Excerpted records:
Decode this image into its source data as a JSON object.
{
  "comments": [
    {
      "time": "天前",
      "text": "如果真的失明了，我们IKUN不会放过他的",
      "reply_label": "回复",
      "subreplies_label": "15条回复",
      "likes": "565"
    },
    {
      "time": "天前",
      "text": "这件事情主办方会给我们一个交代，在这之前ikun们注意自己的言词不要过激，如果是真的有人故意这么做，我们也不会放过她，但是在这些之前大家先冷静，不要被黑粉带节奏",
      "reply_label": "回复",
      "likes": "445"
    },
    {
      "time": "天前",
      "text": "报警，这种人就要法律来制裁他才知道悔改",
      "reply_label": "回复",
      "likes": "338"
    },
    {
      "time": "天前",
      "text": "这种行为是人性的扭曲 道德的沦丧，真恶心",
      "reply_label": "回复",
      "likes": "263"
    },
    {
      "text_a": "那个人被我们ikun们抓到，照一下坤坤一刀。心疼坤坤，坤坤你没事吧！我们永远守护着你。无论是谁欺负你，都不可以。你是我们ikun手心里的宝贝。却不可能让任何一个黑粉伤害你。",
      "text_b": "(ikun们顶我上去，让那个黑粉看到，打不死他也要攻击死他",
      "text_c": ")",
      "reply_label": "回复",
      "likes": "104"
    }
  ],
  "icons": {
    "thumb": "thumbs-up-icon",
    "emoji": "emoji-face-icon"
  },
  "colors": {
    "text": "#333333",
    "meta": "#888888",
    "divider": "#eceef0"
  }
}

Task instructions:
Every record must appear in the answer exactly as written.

Result:
Decode this image into its source data as a JSON object.
{
  "comments": [
    {
      "time": "天前",
      "text": "如果真的失明了，我们IKUN不会放过他的",
      "reply_label": "回复",
      "subreplies_label": "15条回复",
      "likes": "565"
    },
    {
      "time": "天前",
      "text": "这件事情主办方会给我们一个交代，在这之前ikun们注意自己的言词不要过激，如果是真的有人故意这么做，我们也不会放过她，但是在这些之前大家先冷静，不要被黑粉带节奏",
      "reply_label": "回复",
      "likes": "445"
    },
    {
      "time": "天前",
      "text": "报警，这种人就要法律来制裁他才知道悔改",
      "reply_label": "回复",
      "likes": "338"
    },
    {
      "time": "天前",
      "text": "这种行为是人性的扭曲 道德的沦丧，真恶心",
      "reply_label": "回复",
      "likes": "263"
    },
    {
      "text_a": "那个人被我们ikun们抓到，照一下坤坤一刀。心疼坤坤，坤坤你没事吧！我们永远守护着你。无论是谁欺负你，都不可以。你是我们ikun手心里的宝贝。却不可能让任何一个黑粉伤害你。",
      "text_b": "(ikun们顶我上去，让那个黑粉看到，打不死他也要攻击死他",
      "text_c": ")",
      "reply_label": "回复",
      "likes": "104"
    }
  ],
  "icons": {
    "thumb": "thumbs-up-icon",
    "emoji": "emoji-face-icon"
  },
  "colors": {
    "text": "#333333",
    "meta": "#888888",
    "divider": "#eceef0"
  }
}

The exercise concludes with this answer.